“Adolescence is the year when you start to think about what you believe. Why do you believe it? “- Penny Reeve
Penny tells Eternity that she wants to build on her research into young adult fiction for her MA in Writing and Literature at Deakin University.
“My masters research focused on how Christian spirituality has been portrayed in young adult fiction. I noticed that there was a real divide in the academic and YA literature when it came to spirituality. In the general market, religion can be used as a framework, or it can be something a young person needs to break to find their own identity, but in terms of a character struggling with their own spirituality? These questions are either raised and ignored or not raised at all. And that sort of contradicts research on adolescent development, which says adolescence is the year you start to think about what you believe. Why do you believe it? Etc. “
So, part of Penny’s scholarship project will embark on doctoral research into the role spiritual questioning can play in coming-of-age narratives and reflect on how she can write in that space to allow these questions to exist.
“If young people think about spirituality and we know they are, then why can’t their stories also reflect or include some of that? ” she says. “We don’t always need a fiction that tells us what to believe. In fact, we usually don’t want fiction telling us what to believe. And we don’t always need fiction to guide us step by step through a spiritual process to come to a certain belief. But can our fictions question? Can they represent real life questions that young people might have about doubt, about belief, about God, my place in the universe, eternal life? Can they raise these questions in a way that not only feels like it’s covered in sticky notes, but is actually an integral part of character and plot development? “
With many young people considering faith in their formative years, Penny says it’s very natural, when trying to authentically portray a YA fictional character, that you portray their spirituality, as well as their romantic interest or that. that they are going to do when they grow up. at the top.
“Spirituality is not something only Christians think about.

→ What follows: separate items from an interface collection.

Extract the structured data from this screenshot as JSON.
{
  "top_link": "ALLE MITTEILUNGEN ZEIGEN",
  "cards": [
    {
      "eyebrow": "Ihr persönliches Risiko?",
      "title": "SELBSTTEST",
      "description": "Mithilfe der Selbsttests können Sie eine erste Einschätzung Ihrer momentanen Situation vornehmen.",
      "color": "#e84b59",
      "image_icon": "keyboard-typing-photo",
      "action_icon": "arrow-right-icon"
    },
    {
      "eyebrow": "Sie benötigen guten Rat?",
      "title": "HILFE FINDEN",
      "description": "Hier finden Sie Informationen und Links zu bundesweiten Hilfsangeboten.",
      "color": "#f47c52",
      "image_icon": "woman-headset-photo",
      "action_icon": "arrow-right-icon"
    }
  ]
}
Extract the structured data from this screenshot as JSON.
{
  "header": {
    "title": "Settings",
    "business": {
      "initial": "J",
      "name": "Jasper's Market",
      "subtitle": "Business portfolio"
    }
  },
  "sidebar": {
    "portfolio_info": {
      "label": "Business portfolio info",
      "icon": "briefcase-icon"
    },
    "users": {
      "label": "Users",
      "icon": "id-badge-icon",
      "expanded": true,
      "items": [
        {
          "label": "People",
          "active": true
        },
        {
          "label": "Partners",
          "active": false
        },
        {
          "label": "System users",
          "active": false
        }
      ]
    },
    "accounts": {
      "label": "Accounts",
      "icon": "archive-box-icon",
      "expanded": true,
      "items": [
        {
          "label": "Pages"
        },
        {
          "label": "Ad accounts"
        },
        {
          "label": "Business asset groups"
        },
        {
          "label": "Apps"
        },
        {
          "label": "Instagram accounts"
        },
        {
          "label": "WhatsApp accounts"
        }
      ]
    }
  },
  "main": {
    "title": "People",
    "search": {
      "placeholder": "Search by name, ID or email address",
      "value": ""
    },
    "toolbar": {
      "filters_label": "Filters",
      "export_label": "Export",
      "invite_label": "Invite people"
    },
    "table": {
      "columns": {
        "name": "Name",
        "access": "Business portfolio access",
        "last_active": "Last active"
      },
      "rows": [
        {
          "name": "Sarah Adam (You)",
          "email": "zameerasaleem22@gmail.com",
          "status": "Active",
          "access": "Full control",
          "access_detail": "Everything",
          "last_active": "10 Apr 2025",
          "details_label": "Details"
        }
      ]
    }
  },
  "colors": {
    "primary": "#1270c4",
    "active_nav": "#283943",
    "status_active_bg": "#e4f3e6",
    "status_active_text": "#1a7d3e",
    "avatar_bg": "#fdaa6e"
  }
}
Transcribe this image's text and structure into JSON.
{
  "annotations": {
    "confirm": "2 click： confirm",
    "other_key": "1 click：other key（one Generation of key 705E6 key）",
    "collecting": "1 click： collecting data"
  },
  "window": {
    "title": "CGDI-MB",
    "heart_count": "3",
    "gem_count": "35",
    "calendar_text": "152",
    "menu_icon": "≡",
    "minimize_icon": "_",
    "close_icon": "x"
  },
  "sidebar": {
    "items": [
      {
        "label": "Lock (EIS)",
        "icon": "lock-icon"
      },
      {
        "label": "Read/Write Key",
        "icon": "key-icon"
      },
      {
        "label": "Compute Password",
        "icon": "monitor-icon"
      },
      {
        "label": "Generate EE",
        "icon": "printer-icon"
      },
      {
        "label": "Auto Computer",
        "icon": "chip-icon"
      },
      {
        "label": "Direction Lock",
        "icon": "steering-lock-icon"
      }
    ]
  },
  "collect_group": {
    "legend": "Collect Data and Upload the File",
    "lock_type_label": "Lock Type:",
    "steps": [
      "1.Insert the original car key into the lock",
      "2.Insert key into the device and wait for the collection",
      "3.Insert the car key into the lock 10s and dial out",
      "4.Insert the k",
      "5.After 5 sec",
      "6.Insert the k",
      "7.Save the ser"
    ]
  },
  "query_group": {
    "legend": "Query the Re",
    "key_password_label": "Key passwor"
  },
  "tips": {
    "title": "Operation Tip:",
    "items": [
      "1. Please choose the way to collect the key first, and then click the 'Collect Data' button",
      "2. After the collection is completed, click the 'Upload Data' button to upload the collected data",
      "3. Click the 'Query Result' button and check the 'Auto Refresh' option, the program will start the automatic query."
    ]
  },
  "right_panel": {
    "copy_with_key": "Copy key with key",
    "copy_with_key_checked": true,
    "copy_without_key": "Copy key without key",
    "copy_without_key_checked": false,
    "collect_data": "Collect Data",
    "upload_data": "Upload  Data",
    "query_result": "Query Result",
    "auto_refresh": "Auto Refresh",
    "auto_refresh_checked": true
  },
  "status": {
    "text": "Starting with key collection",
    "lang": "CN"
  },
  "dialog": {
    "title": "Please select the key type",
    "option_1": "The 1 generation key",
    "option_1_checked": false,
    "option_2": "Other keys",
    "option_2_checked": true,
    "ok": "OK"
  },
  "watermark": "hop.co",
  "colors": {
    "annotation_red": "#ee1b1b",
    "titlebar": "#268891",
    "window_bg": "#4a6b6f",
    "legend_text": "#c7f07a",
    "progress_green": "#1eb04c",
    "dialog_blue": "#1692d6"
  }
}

We all wonder about the meaning of life, our role in the universe, and whether or not there is a God. We all think about these things. We may think of them in a particular cultural setting or a particular religious setting, but we all think of these things. It is this eternity in our hearts that we all have.
One novel Penny discovered during her research was that of Clare Zorn The sky so heavy, which, she says, does a brilliant job of raising spiritual questions. Another is The truth about peacock blue, by Rosanne Hawke. Both books she recommends, even for readers who may no longer see themselves as “young adults.”
“But I haven’t seen a lot of books like that. And that is why I am eager to explore how spiritual questions can contribute to YA literature, and what we might accomplish by raising such questions.
Penny says spirituality can influence the values and direction of people’s lives. This often determines what they choose to believe in and fight for.
“Spirituality has an impact on everything that fascinates us. Whether it’s our feelings about protecting the world and taking action on climate change, or our beliefs about eternity and who God could be. Spirituality relates to all of these things in such a complex way, I think it’s a fantastic thing to explore in fiction.
Although Penny observed that children’s and teenage novels tend to contain a deeper meaning or a life lesson, this message can sometimes seem underdeveloped.
“Sometimes these lessons border on the spiritual, but they’re not quite there. They leave the very big questions open. I’d like to see if we can take it a step further. Encourage young adult readers to take the plunge; keep thinking, keep asking questions, keep growing, keep looking. If a reader came to the end of one of my stories and that was their attitude, I would be very happy.
You can find Penny Reeve’s books at Koorong here. Its websites are www.pennyreeve.com and www.pennyjaye.com